Question 3: Do you know anything about the donor family or how the kid died?

This question almost brings me to my knees every time. I know it’s not meant to be callous, but it feels so heartless. It’s almost as though so long as they’re far enough removed from the situation, they don’t have to think about how inappropriate it is to ask about it, because it doesn’t hurt them. But again, it’s a natural curiosity, and I in no way blame them or fault them for it. But this is where I simply shake my head no and do whatever I can to steer the conversation in any other direction before I sob hysterically. No, I have no idea what horrible tragedy befell that amazing family. I know nothing of the emptiness and sorrow they must endure every day. I can’t fathom how it must feel coming home to the place where their infant once lived, being amongst the clothes and toys that may never be worn or played with again. I can only imagine the heartache and empathize with the grief they must be experiencing.

Now, my immediate family members have had vastly different responses. My dad says people generally avoid discussing it with him altogether. When people asked my dad how N was doing in the ICU prior to his receiving his heart, if he didn’t have good news, they pretty well fled for the hills. This can get really uncomfortable really quickly, so be prepared for people to panic when you start to talk to them. Some people just won’t know how to respond, so they will just end the conversation. Consider this an easy out, not an insult.

On the other end of the spectrum, my husband says the people he talks to tend to focus on N in a more positive light. They appropriately ask how he’s doing and what the next steps are, or they focus on his future. This can be extremely helpful, because sometimes it’s easy to get caught up in daily struggles. These conversations can be a nice reminder that the worst is behind you and vast possibilities lie ahead.

Our friends and extended family have been exceptionally kind and understanding when it comes to asking questions or seeing his scars for the first time. A lot of them actually comment on how they thought it would look much worse or be a lot scarier. The bottom line is, people will be inquisitive. I understand that, and honestly, I expect people to ask questions; organ donation is not something you come across every day, and curiosity is natural.

You just need to prepare yourself for when, and HOW, people will approach you. For example, it absolutely gets my blood boiling when people talk about N’s donor as “the kid.” Our angel wasn’t just some kid. He or she was someone’s entire world; someone’s pride and joy and source of happiness. He or she is a hero and a saint. Some people just don’t stop to think about that. Know that there will be these moments when you want to slap people for their insensitivity, and be prepared to just smile and nod. Or, if you’re comfortable being upfront about it, tell them how their language comes across! As an introvert, my conflict management technique is avoid avoid avoid. So when this happens, I just scream curse words at them in my head while trying not to let it show in my face. But if you’re the kind of person who can approach people confidently in these situations, I applaud you. I wish I had that fearlessness. Perhaps I can work on preparing a rehearsed (and polite, curse-word-free) response to these kinds of phrases.

I asked some of my contributors how they handle these conversations.

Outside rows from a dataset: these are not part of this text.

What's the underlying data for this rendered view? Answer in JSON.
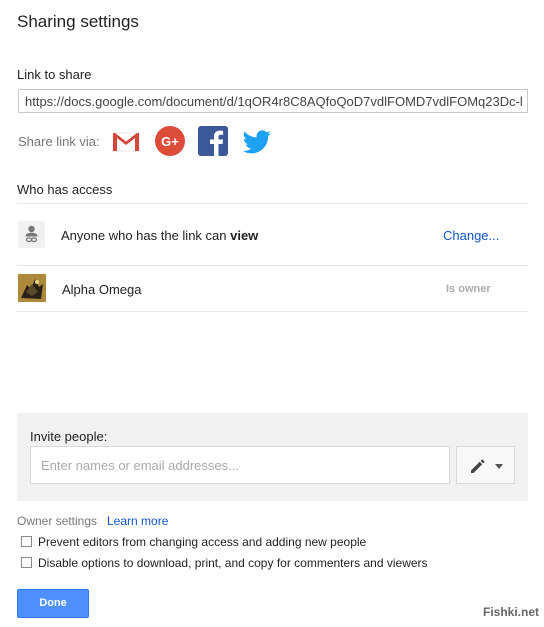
{
  "dialog": {
    "title": "Sharing settings"
  },
  "link": {
    "label": "Link to share",
    "url": "https://docs.google.com/document/d/1qOR4r8C8AQfoQoD7vdlFOMD7vdlFOMq23Dc-l"
  },
  "share_via": {
    "label": "Share link via:",
    "services": [
      {
        "name": "gmail",
        "icon": "gmail-icon",
        "color": "#d44638"
      },
      {
        "name": "google-plus",
        "icon": "google-plus-icon",
        "color": "#dd4b39"
      },
      {
        "name": "facebook",
        "icon": "facebook-icon",
        "color": "#3b5998"
      },
      {
        "name": "twitter",
        "icon": "twitter-icon",
        "color": "#1da1f2"
      }
    ]
  },
  "access": {
    "label": "Who has access",
    "link_row": {
      "icon": "link-person-icon",
      "text_prefix": "Anyone who has the link can ",
      "text_permission": "view",
      "change_label": "Change..."
    },
    "owner_row": {
      "icon": "avatar",
      "name": "Alpha Omega",
      "role": "Is owner"
    }
  },
  "invite": {
    "label": "Invite people:",
    "placeholder": "Enter names or email addresses...",
    "permission_icon": "pencil-icon"
  },
  "owner_settings": {
    "label": "Owner settings",
    "learn_more": "Learn more",
    "options": [
      {
        "label": "Prevent editors from changing access and adding new people",
        "checked": false
      },
      {
        "label": "Disable options to download, print, and copy for commenters and viewers",
        "checked": false
      }
    ]
  },
  "footer": {
    "done_label": "Done",
    "watermark": "Fishki.net"
  },
  "colors": {
    "link": "#1155cc",
    "primary_button": "#4d90fe"
  }
}
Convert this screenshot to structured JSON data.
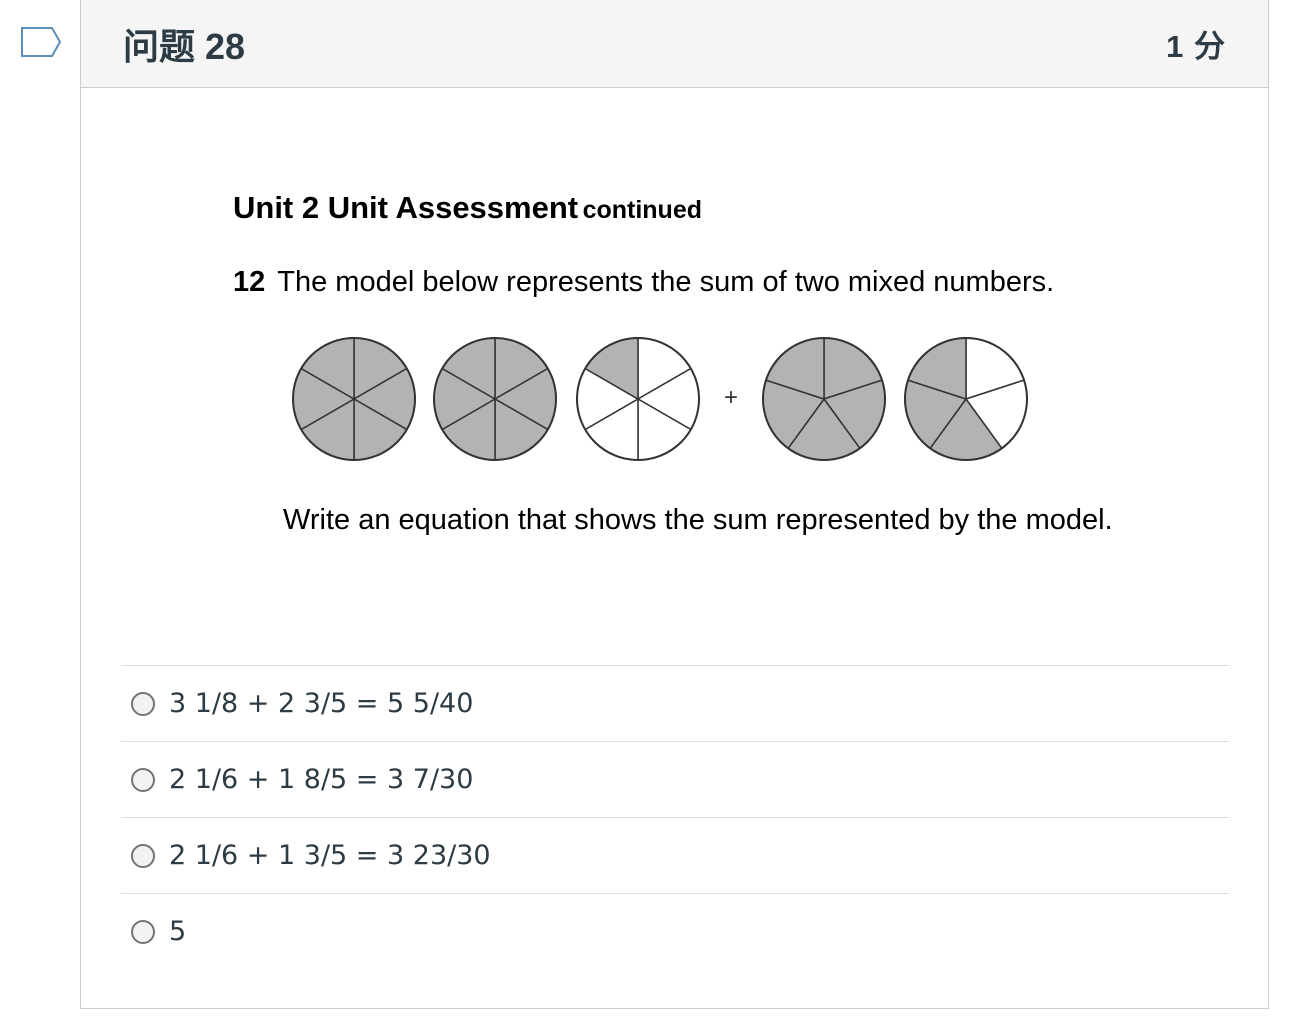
{
  "question": {
    "title": "问题 28",
    "points": "1 分",
    "heading_main": "Unit 2 Unit Assessment",
    "heading_cont": "continued",
    "number": "12",
    "text": "The model below represents the sum of two mixed numbers.",
    "plus_sign": "+",
    "prompt": "Write an equation that shows the sum represented by the model."
  },
  "model": {
    "sixths_circles_shaded": [
      6,
      6,
      1
    ],
    "fifths_circles_shaded": [
      5,
      3
    ],
    "shade_color": "#b3b3b3"
  },
  "answers": [
    {
      "label": "3 1/8 + 2 3/5 = 5 5/40"
    },
    {
      "label": "2 1/6 + 1 8/5 = 3 7/30"
    },
    {
      "label": "2 1/6 + 1 3/5 = 3 23/30"
    },
    {
      "label": "5"
    }
  ],
  "colors": {
    "header_bg": "#f5f5f5",
    "border": "#c7cdd1",
    "text": "#2d3b45",
    "flag": "#5b8db8"
  }
}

People don’t really ask questions… [I] just tell them [I] was born with a sick heart and needed a heart transplant.

Laura Hofheins, 27 years post heart transplant

 

I’ve always been very open and honest about what happened with Davis. I feel like God has a purpose in the suffering we went through, and sharing Davis’ story, which is really God’s amazing story, is a way of sharing our testimony and hopefully leading others to Christ.

I love to share the story about how we found out who our donor was. Only God could have written such a story! I’ve yet to not cry when I tell the story which I’m sure gets uncomfortable for the other person, but hey, they asked!

-Amanda and Tucker Boswell, son Davis 15 months post heart transplant

About kharris

Kate Harris is an aerospace engineer for the United States Air Force. She is also a wife, mother, baker, quilter, and, now, a blogger!